Addiction stigmas can discourage individuals that struggle with a substance use disorder from reaching out for help, which can be a major barrier to recovery. Although addiction progresses, meaning symptoms become worse until you receive substance abuse treatment, recovery is possible even when you have a severe or lengthy addiction.
Addiction causes changes to your brain chemistry, which can aggravate underlying mental health disorders or lead to cognitive impairments. Many substances, including alcohol and opiates, can cause fatal overdoses. Dealing with the consequences is not worth accepting the incorrect stigmas of addiction.
What Is Addiction?
Addiction occurs when you compulsively abuse your substance of choice despite having a strong desire to quit or encountering increasingly negative consequences because of your use. While addiction stigmas may include the belief that addiction is a choice, the truth is substance abuse disorders cause significant changes to your brain chemistry.
Drugs and alcohol are neurotransmitter inhibitors that force your brain to release more neurotransmitters than it should. The pleasurable rush of neurotransmitters is responsible for the positive effects you experience during intoxication. When you use drugs and alcohol, your brain associates the substance with pleasure.
Your pleasure and reward center then rewards your drug use by releasing neurotransmitters when you use and punishes abstinence by restricting the release of neurotransmitters when you do not use. Eventually, your brain becomes incapable of releasing neurotransmitters when you do not use your substance of choice, which results in a significant neurotransmitter imbalance.

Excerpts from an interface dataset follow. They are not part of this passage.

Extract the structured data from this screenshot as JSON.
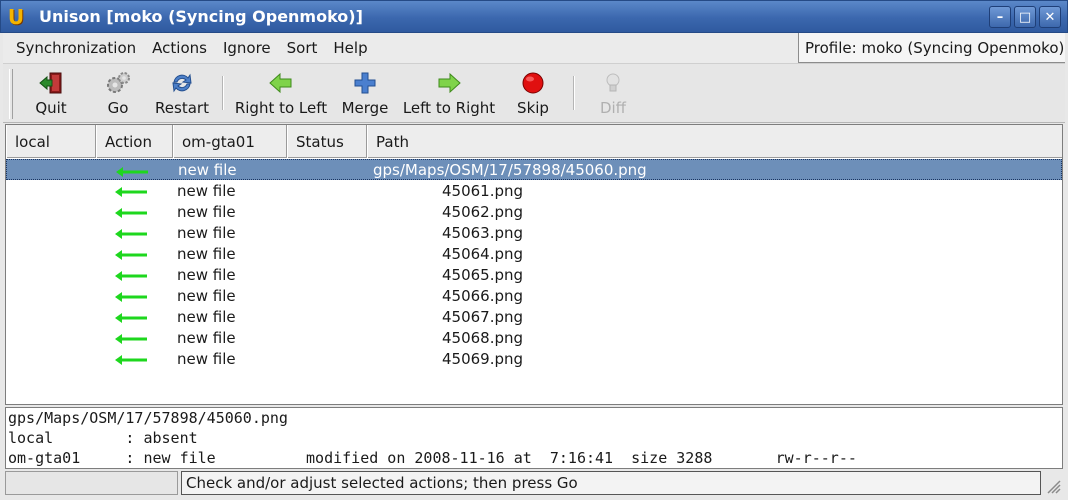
{
  "window": {
    "title": "Unison [moko (Syncing Openmoko)]",
    "app_icon": "U",
    "controls": [
      {
        "name": "minimize-icon",
        "glyph": "–"
      },
      {
        "name": "maximize-icon",
        "glyph": "□"
      },
      {
        "name": "close-icon",
        "glyph": "✕"
      }
    ]
  },
  "menu": {
    "items": [
      "Synchronization",
      "Actions",
      "Ignore",
      "Sort",
      "Help"
    ],
    "profile": "Profile: moko (Syncing Openmoko)"
  },
  "toolbar": {
    "buttons": [
      {
        "label": "Quit",
        "icon": "exit-icon"
      },
      {
        "label": "Go",
        "icon": "gears-icon"
      },
      {
        "label": "Restart",
        "icon": "refresh-icon"
      },
      {
        "label": "Right to Left",
        "icon": "arrow-left-icon"
      },
      {
        "label": "Merge",
        "icon": "plus-icon"
      },
      {
        "label": "Left to Right",
        "icon": "arrow-right-icon"
      },
      {
        "label": "Skip",
        "icon": "stop-icon"
      },
      {
        "label": "Diff",
        "icon": "lightbulb-icon",
        "disabled": true
      }
    ]
  },
  "table": {
    "columns": [
      "local",
      "Action",
      "om-gta01",
      "Status",
      "Path"
    ],
    "rows": [
      {
        "action": "left-arrow",
        "remote": "new file",
        "path": "gps/Maps/OSM/17/57898/45060.png"
      },
      {
        "action": "left-arrow",
        "remote": "new file",
        "path": "45061.png"
      },
      {
        "action": "left-arrow",
        "remote": "new file",
        "path": "45062.png"
      },
      {
        "action": "left-arrow",
        "remote": "new file",
        "path": "45063.png"
      },
      {
        "action": "left-arrow",
        "remote": "new file",
        "path": "45064.png"
      },
      {
        "action": "left-arrow",
        "remote": "new file",
        "path": "45065.png"
      },
      {
        "action": "left-arrow",
        "remote": "new file",
        "path": "45066.png"
      },
      {
        "action": "left-arrow",
        "remote": "new file",
        "path": "45067.png"
      },
      {
        "action": "left-arrow",
        "remote": "new file",
        "path": "45068.png"
      },
      {
        "action": "left-arrow",
        "remote": "new file",
        "path": "45069.png"
      }
    ],
    "selected_row": 0,
    "action_color": "#1ed71e",
    "selection_color": "#6d8fb9"
  },
  "details": {
    "path": "gps/Maps/OSM/17/57898/45060.png",
    "local_line": "local        : absent",
    "remote_line": "om-gta01     : new file          modified on 2008-11-16 at  7:16:41  size 3288       rw-r--r--"
  },
  "status": {
    "message": "Check and/or adjust selected actions; then press Go"
  }
}
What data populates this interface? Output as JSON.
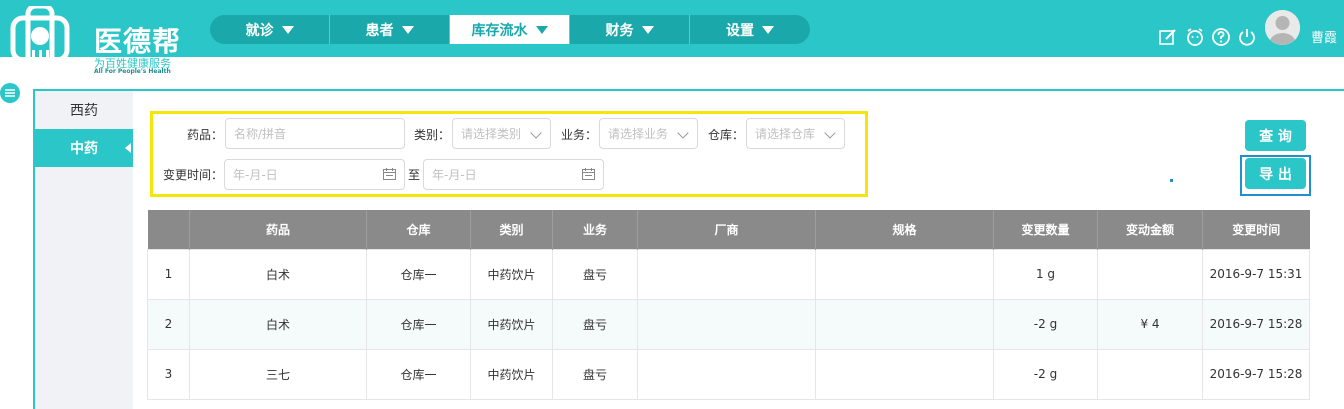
{
  "header": {
    "brand": "医德帮",
    "slogan": "为百姓健康服务",
    "slogan_en": "All For People's Health",
    "username": "曹霞",
    "nav": [
      {
        "label": "就诊",
        "active": false
      },
      {
        "label": "患者",
        "active": false
      },
      {
        "label": "库存流水",
        "active": true
      },
      {
        "label": "财务",
        "active": false
      },
      {
        "label": "设置",
        "active": false
      }
    ],
    "icons": [
      "edit-icon",
      "alarm-icon",
      "help-icon",
      "power-icon"
    ]
  },
  "left_menu": [
    {
      "label": "西药",
      "active": false
    },
    {
      "label": "中药",
      "active": true
    }
  ],
  "filter": {
    "drug_label": "药品：",
    "drug_placeholder": "名称/拼音",
    "category_label": "类别：",
    "category_placeholder": "请选择类别",
    "business_label": "业务：",
    "business_placeholder": "请选择业务",
    "warehouse_label": "仓库：",
    "warehouse_placeholder": "请选择仓库",
    "time_label": "变更时间：",
    "date_from_placeholder": "年-月-日",
    "date_sep": "至",
    "date_to_placeholder": "年-月-日"
  },
  "buttons": {
    "query": "查 询",
    "export": "导 出"
  },
  "table": {
    "headers": [
      "",
      "药品",
      "仓库",
      "类别",
      "业务",
      "厂商",
      "规格",
      "变更数量",
      "变动金额",
      "变更时间"
    ],
    "rows": [
      [
        "1",
        "白术",
        "仓库一",
        "中药饮片",
        "盘亏",
        "",
        "",
        "1 g",
        "",
        "2016-9-7 15:31"
      ],
      [
        "2",
        "白术",
        "仓库一",
        "中药饮片",
        "盘亏",
        "",
        "",
        "-2 g",
        "¥ 4",
        "2016-9-7 15:28"
      ],
      [
        "3",
        "三七",
        "仓库一",
        "中药饮片",
        "盘亏",
        "",
        "",
        "-2 g",
        "",
        "2016-9-7 15:28"
      ]
    ]
  },
  "colors": {
    "primary": "#2bc6c8",
    "nav_bg": "#1aa8aa",
    "filter_border": "#f5e60a",
    "export_frame": "#1f8fcf",
    "table_header": "#8a8a8a"
  }
}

When you have a depletion of neurotransmitters, you experience intense cravings that make it difficult to remain sober. Your brain associates your substance of choice, as well as everything that reminds you of it, with pleasure. This causes cravings to occur when you are exposed to triggers, which can be people, places, or things.
You can develop a physical dependency to certain substances that require specialized treatment programs, including:
- Alcohol addiction treatment program
- Opiate and opioid addiction treatment, including prescription opiates and heroin
- Benzodiazepine addiction treatment
- Meth addiction treatment program
When you struggle with a substance use disorder, addiction stigmas can make it more difficult to recover. Addiction stigmas, such as beliefs that you can not recover from a substance abuse disorder, can make it hard to view recovery as a possibility. Addiction stigmas can make it difficult to share your struggles with friends and family members, as you can fear that they will not accept you or will not support your recovery.
However, it is important to know that many harmful addiction stigmas, such as addiction being an indication of immorality, are untrue. Addiction is a complex and chronic condition, meaning that although addiction stigmas may include the belief that addiction is cured when you stop using, it can take time for your brain and body to fully recover from a substance abuse disorder.
Since addiction causes damage to neurotransmitter receptors, it can impair your mood and judgment. Your brain and body can heal from addiction, but it can take time. That makes it important to complete treatment and to abstain from psychoactive substances. Recovering from addiction requires an understanding of how to cope with triggers and cravings. Symptoms will continue throughout your lifetime, which is why understanding how to identify and change negative thoughts, feelings, and behaviors is essential to your sobriety.
Sobriety allows your brain to re-learn how to properly release neurotransmitters, which improves your mood. While addiction stigmas can seem like a barrier to treatment, recovery teaches you that addiction is a complex and chronic disease, not an indication of poor choices.
Reaching Out for Help
If you are struggling with a substance use disorder, do not let negative addiction stigmas prevent you from reaching out for help. Treatment at Sunstone Recovery provides you with the tools, education, and support you need to learn how to cope with symptoms, such as cravings.
Our programs to promote lasting recovery include:
- Alcohol addiction treatment
- Drug addiction treatment
- Dual diagnosis treatment
- Young adult rehab
- Anxiety and depression treatment